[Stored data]
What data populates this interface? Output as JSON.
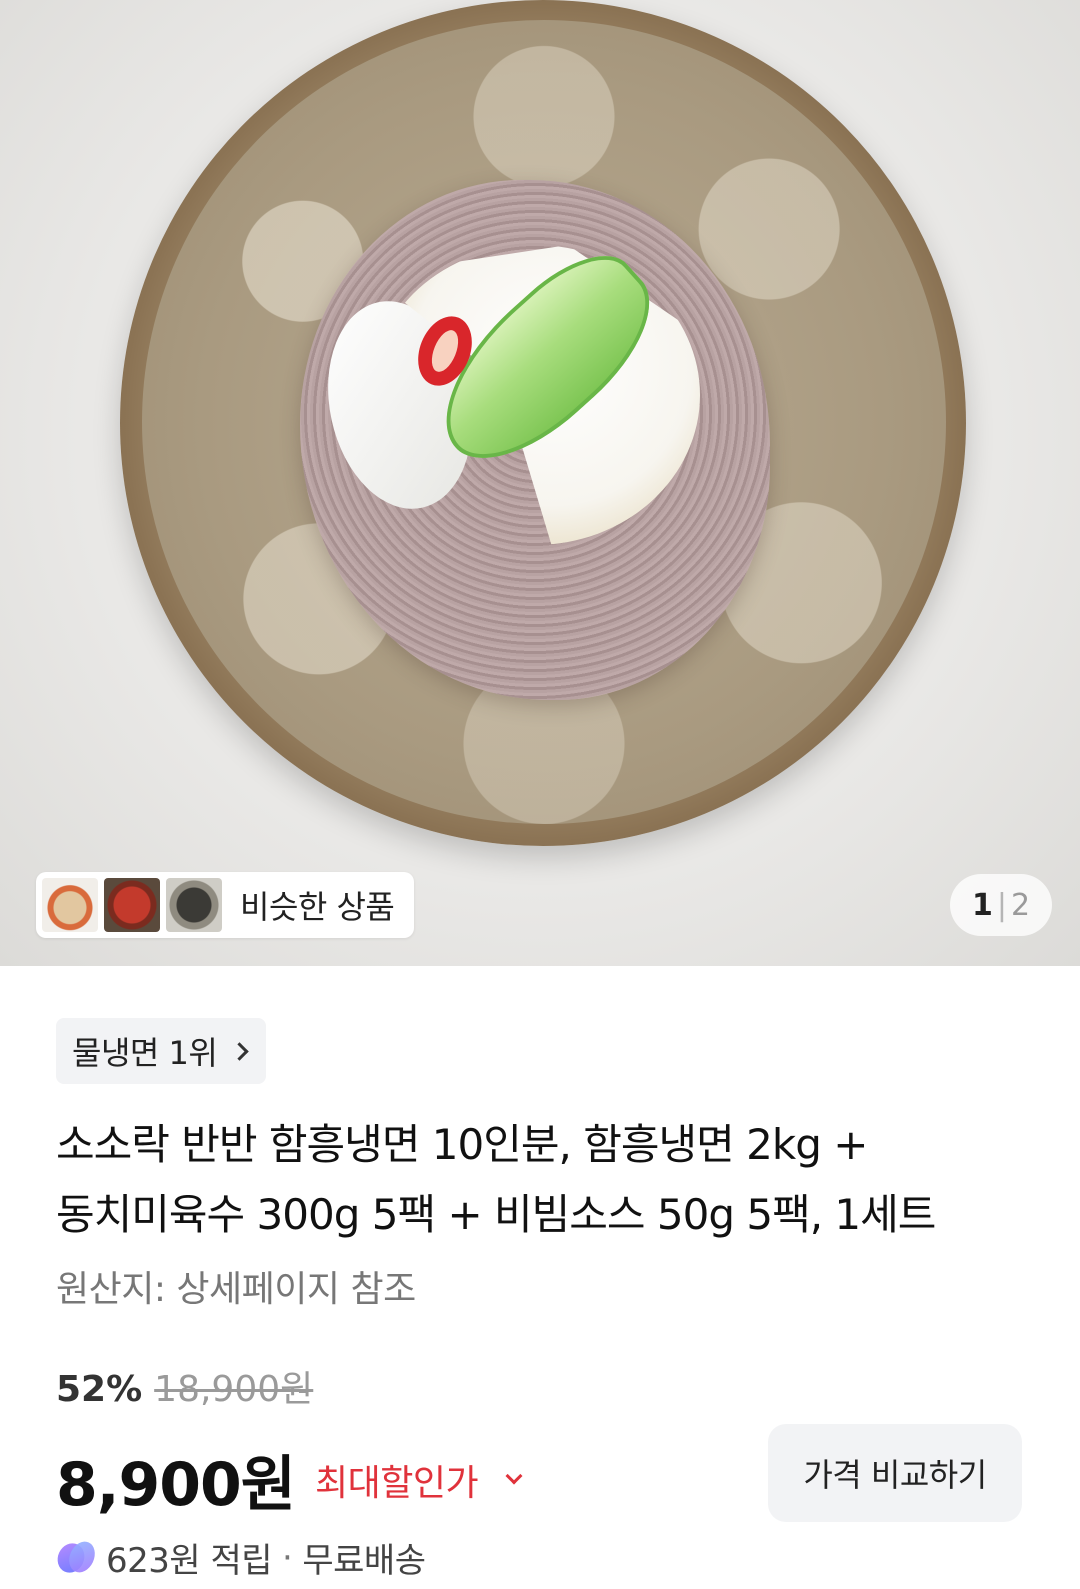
{
  "gallery": {
    "similar_label": "비슷한 상품",
    "page_current": "1",
    "page_separator": "|",
    "page_total": "2"
  },
  "product": {
    "rank_badge": "물냉면 1위",
    "title_line1": "소소락 반반 함흥냉면 10인분, 함흥냉면 2kg +",
    "title_line2": "동치미육수 300g 5팩 + 비빔소스 50g 5팩, 1세트",
    "origin": "원산지: 상세페이지 참조",
    "discount_rate": "52%",
    "original_price": "18,900원",
    "price": "8,900원",
    "max_discount_label": "최대할인가",
    "compare_button": "가격 비교하기",
    "points": "623원 적립",
    "separator": "·",
    "shipping": "무료배송"
  },
  "colors": {
    "accent_red": "#e0323b",
    "badge_bg": "#f2f3f5"
  }
}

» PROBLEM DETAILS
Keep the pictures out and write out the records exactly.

» RESULT OF THIS TASK
What data populates this interface? Output as JSON.
{
  "gallery": {
    "similar_label": "비슷한 상품",
    "page_current": "1",
    "page_separator": "|",
    "page_total": "2"
  },
  "product": {
    "rank_badge": "물냉면 1위",
    "title_line1": "소소락 반반 함흥냉면 10인분, 함흥냉면 2kg +",
    "title_line2": "동치미육수 300g 5팩 + 비빔소스 50g 5팩, 1세트",
    "origin": "원산지: 상세페이지 참조",
    "discount_rate": "52%",
    "original_price": "18,900원",
    "price": "8,900원",
    "max_discount_label": "최대할인가",
    "compare_button": "가격 비교하기",
    "points": "623원 적립",
    "separator": "·",
    "shipping": "무료배송"
  },
  "colors": {
    "accent_red": "#e0323b",
    "badge_bg": "#f2f3f5"
  }
}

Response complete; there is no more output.